[Website and app data records]
--

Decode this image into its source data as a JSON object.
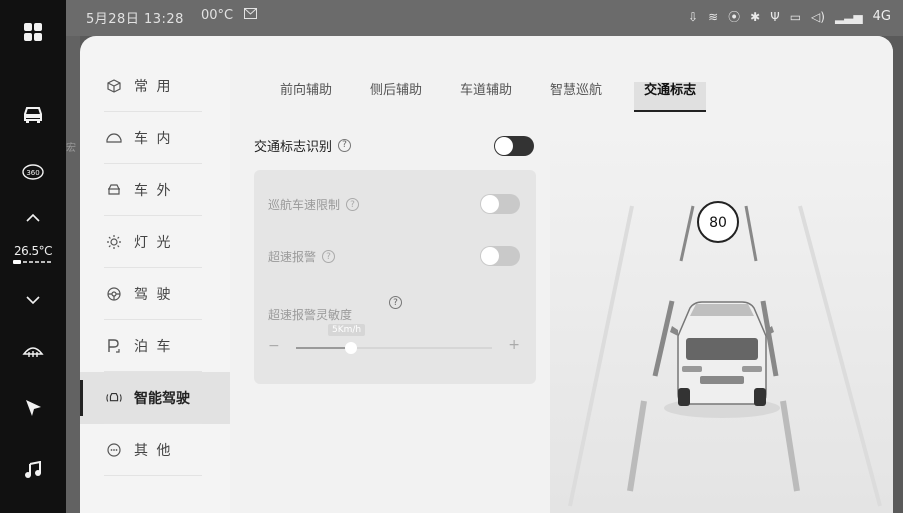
{
  "status": {
    "time": "5月28日 13:28",
    "temperature": "00°C",
    "message_icon": "message-icon",
    "network": "4G",
    "icons": [
      "download-icon",
      "wifi-icon",
      "hotspot-icon",
      "bluetooth-icon",
      "usb-icon",
      "screen-icon",
      "volume-icon",
      "signal-icon"
    ]
  },
  "rail": {
    "buttons": [
      "apps-icon",
      "car-icon",
      "360-icon",
      "chevron-up-icon",
      "chevron-down-icon",
      "defrost-icon",
      "navigation-icon",
      "music-icon"
    ],
    "badge_360": "360",
    "temperature": "26.5°C",
    "fan_level": 1
  },
  "map": {
    "side_label": "宏"
  },
  "sidebar": {
    "items": [
      {
        "label": "常 用",
        "icon": "cube-icon",
        "glyph": "◇"
      },
      {
        "label": "车 内",
        "icon": "car-seat-icon",
        "glyph": "◠"
      },
      {
        "label": "车 外",
        "icon": "car-exterior-icon",
        "glyph": "⌓"
      },
      {
        "label": "灯 光",
        "icon": "light-icon",
        "glyph": "☼"
      },
      {
        "label": "驾 驶",
        "icon": "steering-wheel-icon",
        "glyph": "⊛"
      },
      {
        "label": "泊 车",
        "icon": "parking-icon",
        "glyph": "P"
      },
      {
        "label": "智能驾驶",
        "icon": "smart-drive-icon",
        "glyph": "◎"
      },
      {
        "label": "其 他",
        "icon": "more-icon",
        "glyph": "⊙"
      }
    ],
    "active_index": 6
  },
  "tabs": [
    "前向辅助",
    "侧后辅助",
    "车道辅助",
    "智慧巡航",
    "交通标志"
  ],
  "active_tab": 4,
  "traffic_sign": {
    "label": "交通标志识别",
    "help_glyph": "?",
    "enabled": true
  },
  "sub_settings": {
    "cruise_limit": {
      "label": "巡航车速限制",
      "enabled": false
    },
    "overspeed_alert": {
      "label": "超速报警",
      "enabled": false
    },
    "sensitivity": {
      "label": "超速报警灵敏度",
      "value_label": "5Km/h",
      "minus": "−",
      "plus": "+",
      "level_fraction": 0.28
    }
  },
  "visual": {
    "speed_sign": "80"
  }
}
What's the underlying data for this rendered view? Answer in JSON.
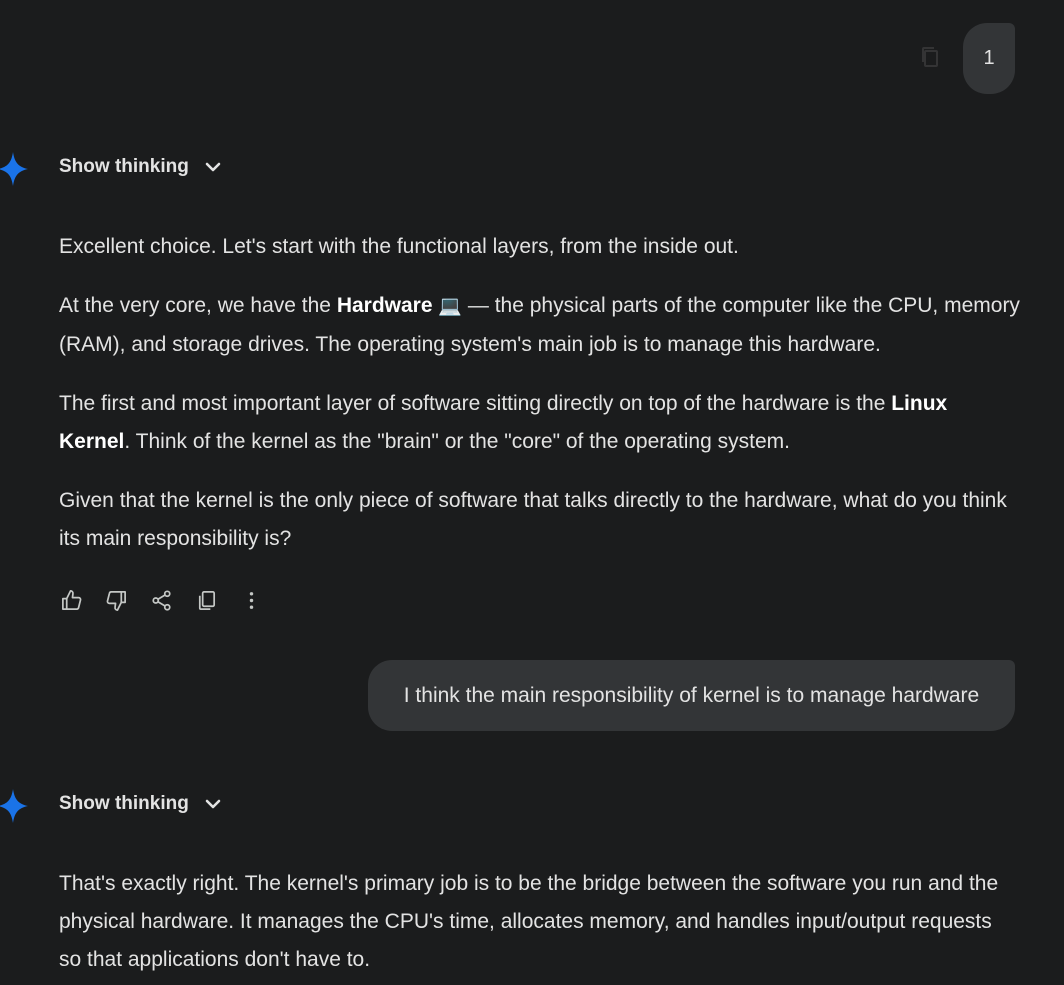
{
  "user_messages": [
    {
      "text": "1"
    },
    {
      "text": "I think the main responsibility of kernel is to manage hardware"
    }
  ],
  "responses": [
    {
      "thinking_label": "Show thinking",
      "paragraphs": {
        "p1": "Excellent choice. Let's start with the functional layers, from the inside out.",
        "p2_pre": "At the very core, we have the ",
        "p2_bold": "Hardware",
        "p2_emoji": "💻",
        "p2_post": " — the physical parts of the computer like the CPU, memory (RAM), and storage drives. The operating system's main job is to manage this hardware.",
        "p3_pre": "The first and most important layer of software sitting directly on top of the hardware is the ",
        "p3_bold": "Linux Kernel",
        "p3_post": ". Think of the kernel as the \"brain\" or the \"core\" of the operating system.",
        "p4": "Given that the kernel is the only piece of software that talks directly to the hardware, what do you think its main responsibility is?"
      }
    },
    {
      "thinking_label": "Show thinking",
      "paragraphs": {
        "p1": "That's exactly right. The kernel's primary job is to be the bridge between the software you run and the physical hardware. It manages the CPU's time, allocates memory, and handles input/output requests so that applications don't have to."
      }
    }
  ],
  "actions": [
    "thumbs-up-icon",
    "thumbs-down-icon",
    "share-icon",
    "copy-icon",
    "more-vert-icon"
  ],
  "colors": {
    "background": "#1b1c1d",
    "bubble": "#333537",
    "text": "#e3e3e3",
    "spark": "#1a73e8"
  }
}
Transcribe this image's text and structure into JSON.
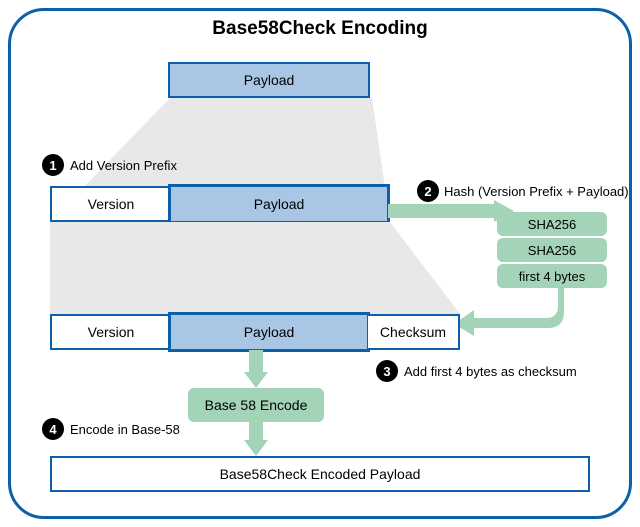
{
  "title": "Base58Check Encoding",
  "row1": {
    "payload": "Payload"
  },
  "step1": {
    "num": "1",
    "label": "Add Version Prefix"
  },
  "row2": {
    "version": "Version",
    "payload": "Payload"
  },
  "step2": {
    "num": "2",
    "label": "Hash (Version Prefix + Payload)"
  },
  "hash": {
    "sha256_1": "SHA256",
    "sha256_2": "SHA256",
    "first4": "first 4 bytes"
  },
  "row3": {
    "version": "Version",
    "payload": "Payload",
    "checksum": "Checksum"
  },
  "step3": {
    "num": "3",
    "label": "Add first 4 bytes as checksum"
  },
  "step4": {
    "num": "4",
    "label": "Encode in Base-58"
  },
  "encode": {
    "base58": "Base 58 Encode"
  },
  "result": {
    "payload": "Base58Check Encoded Payload"
  }
}
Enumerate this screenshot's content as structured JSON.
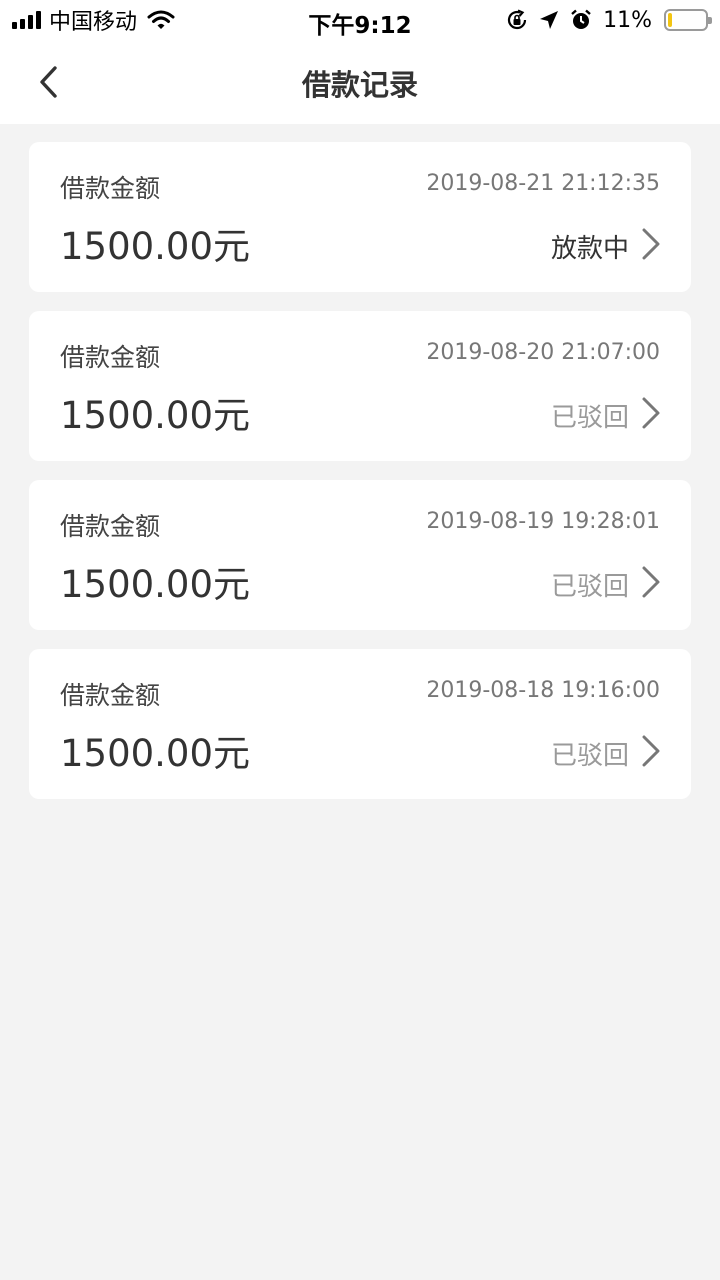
{
  "status_bar": {
    "carrier": "中国移动",
    "time": "下午9:12",
    "battery": "11%",
    "battery_level": 0.11
  },
  "header": {
    "title": "借款记录"
  },
  "records": [
    {
      "label": "借款金额",
      "time": "2019-08-21 21:12:35",
      "amount": "1500.00元",
      "status": "放款中",
      "status_style": "active"
    },
    {
      "label": "借款金额",
      "time": "2019-08-20 21:07:00",
      "amount": "1500.00元",
      "status": "已驳回",
      "status_style": "muted"
    },
    {
      "label": "借款金额",
      "time": "2019-08-19 19:28:01",
      "amount": "1500.00元",
      "status": "已驳回",
      "status_style": "muted"
    },
    {
      "label": "借款金额",
      "time": "2019-08-18 19:16:00",
      "amount": "1500.00元",
      "status": "已驳回",
      "status_style": "muted"
    }
  ],
  "icons": {
    "back": "chevron-left-icon",
    "row_arrow": "chevron-right-icon"
  },
  "colors": {
    "background": "#f3f3f3",
    "card": "#ffffff",
    "status_active": "#333333",
    "status_muted": "#9a9a9a",
    "battery_fill": "#f3c512"
  }
}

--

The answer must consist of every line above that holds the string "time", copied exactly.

    "time": "5月28日 13:28",
        "p1": "That's exactly right. The kernel's primary job is to be the bridge between the software you run and the physical hardware. It manages the CPU's time, allocates memory, and handles input/output requests so that applications don't have to."
    "time": "下午9:12",
      "time": "2019-08-21 21:12:35",
      "time": "2019-08-20 21:07:00",
      "time": "2019-08-19 19:28:01",
      "time": "2019-08-18 19:16:00",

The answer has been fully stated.